» Click HERE for the Full Travel Photography Gear Guide to see what’s in my camera bag!
- Main Camera: Sony A7III
- Wide angle lens: Sony G Master 16-35mm f/2.8
- Zoom lens: Sony 24-240mm f/3.5-6.3
- Secondary Camera: Canon 6D Mark II
- Canon wide angle lens: Canon EF 17-40mm f/4L
- Underwater camera: Leica X-U
- Camera with gimbal: DJI Osmo Pocket & Underwater Housing
- Drone: DJI Mavic Pro
- Camera Bag: Polar Pro Drone Trekker
- External Hard Drive: LaCie 1 TB rugged mini external hard drive
I’ve never been to Norway but I’ve been wanting to go there for a while now. Your blog post makes me want to go even more!! These places you’re sharing look so beautiful. Reine in Lofoten Islands looks stunning and how cool is it to snorkel with Orcas – I can’t believe it haha.
Thanks Maria!
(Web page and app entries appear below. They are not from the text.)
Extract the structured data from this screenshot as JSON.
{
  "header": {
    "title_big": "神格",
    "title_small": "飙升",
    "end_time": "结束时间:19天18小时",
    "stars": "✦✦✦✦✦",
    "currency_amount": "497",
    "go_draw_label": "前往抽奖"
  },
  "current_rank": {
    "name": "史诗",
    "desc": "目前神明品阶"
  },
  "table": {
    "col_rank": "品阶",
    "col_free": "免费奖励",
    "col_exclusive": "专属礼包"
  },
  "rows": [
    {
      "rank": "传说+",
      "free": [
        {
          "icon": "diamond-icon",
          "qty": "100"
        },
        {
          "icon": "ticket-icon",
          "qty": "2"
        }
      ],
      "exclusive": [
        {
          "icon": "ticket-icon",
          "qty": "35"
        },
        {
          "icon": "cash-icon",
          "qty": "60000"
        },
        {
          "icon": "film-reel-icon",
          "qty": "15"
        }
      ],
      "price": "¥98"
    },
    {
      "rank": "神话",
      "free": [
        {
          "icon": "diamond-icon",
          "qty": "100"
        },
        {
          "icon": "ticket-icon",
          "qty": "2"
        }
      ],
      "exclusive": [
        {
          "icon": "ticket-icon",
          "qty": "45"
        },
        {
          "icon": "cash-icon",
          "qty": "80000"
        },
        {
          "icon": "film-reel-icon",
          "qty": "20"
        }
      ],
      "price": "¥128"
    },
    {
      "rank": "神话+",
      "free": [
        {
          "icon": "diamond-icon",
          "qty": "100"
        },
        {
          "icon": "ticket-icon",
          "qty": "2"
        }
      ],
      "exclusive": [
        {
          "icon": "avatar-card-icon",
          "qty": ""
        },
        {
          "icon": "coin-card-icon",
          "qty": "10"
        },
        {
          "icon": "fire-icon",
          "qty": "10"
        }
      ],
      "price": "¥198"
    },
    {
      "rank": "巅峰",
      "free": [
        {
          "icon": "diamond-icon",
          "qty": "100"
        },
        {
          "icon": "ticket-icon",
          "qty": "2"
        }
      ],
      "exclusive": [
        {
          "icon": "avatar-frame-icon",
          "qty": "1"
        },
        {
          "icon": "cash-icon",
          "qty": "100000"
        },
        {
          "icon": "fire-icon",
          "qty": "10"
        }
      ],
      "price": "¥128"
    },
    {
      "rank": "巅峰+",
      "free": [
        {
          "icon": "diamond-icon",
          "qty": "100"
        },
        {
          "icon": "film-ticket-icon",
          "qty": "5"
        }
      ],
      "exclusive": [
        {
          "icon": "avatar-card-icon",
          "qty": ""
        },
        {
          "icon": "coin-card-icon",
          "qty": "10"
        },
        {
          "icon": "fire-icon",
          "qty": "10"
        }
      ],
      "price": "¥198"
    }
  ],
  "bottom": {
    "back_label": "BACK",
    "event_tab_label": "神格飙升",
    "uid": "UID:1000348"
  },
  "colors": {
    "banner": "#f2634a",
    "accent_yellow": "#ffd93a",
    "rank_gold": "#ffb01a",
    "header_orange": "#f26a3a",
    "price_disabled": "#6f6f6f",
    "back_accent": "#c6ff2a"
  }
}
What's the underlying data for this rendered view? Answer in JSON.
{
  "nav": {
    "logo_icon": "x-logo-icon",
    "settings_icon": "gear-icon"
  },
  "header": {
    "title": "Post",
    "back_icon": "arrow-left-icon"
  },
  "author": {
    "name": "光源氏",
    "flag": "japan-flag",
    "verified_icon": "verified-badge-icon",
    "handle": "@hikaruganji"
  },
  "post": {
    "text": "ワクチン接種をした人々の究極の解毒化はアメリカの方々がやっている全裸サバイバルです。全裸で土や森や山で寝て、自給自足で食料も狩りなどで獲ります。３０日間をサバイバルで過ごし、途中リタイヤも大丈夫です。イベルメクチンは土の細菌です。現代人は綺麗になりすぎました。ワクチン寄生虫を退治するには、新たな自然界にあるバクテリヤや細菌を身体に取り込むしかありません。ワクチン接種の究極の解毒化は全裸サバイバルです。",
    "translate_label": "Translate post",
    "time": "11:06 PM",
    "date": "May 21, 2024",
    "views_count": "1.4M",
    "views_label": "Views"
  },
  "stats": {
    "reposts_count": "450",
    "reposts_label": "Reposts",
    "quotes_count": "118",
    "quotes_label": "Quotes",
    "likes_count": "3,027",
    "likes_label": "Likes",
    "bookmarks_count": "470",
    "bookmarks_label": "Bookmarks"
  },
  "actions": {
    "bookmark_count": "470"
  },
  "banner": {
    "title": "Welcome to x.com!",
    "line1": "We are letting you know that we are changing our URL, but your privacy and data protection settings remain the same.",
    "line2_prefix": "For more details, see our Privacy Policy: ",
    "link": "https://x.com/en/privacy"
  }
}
You should definitely add Norway to your list! It is absolutely amazing there and the Lofoten Islands is still relatively unheard of by mass tourism!
Taylor Deer says
You sold me on Norway! I thought about going in the summer, but now I totally want to go now in the winter. It’s so high on my bucket list! Ps. All of your photos are beautiful!
Thanks Taylor! I don’t think that you could go wrong visiting Norway any time of the year but there is definitely something magical about going in the winter time!
Oh my gosh! I had no idea you could actually go dog sledding. I’m sold!
Yes girl!! It is so much fun too! The dogs absolutely love it and get all upset when you stop!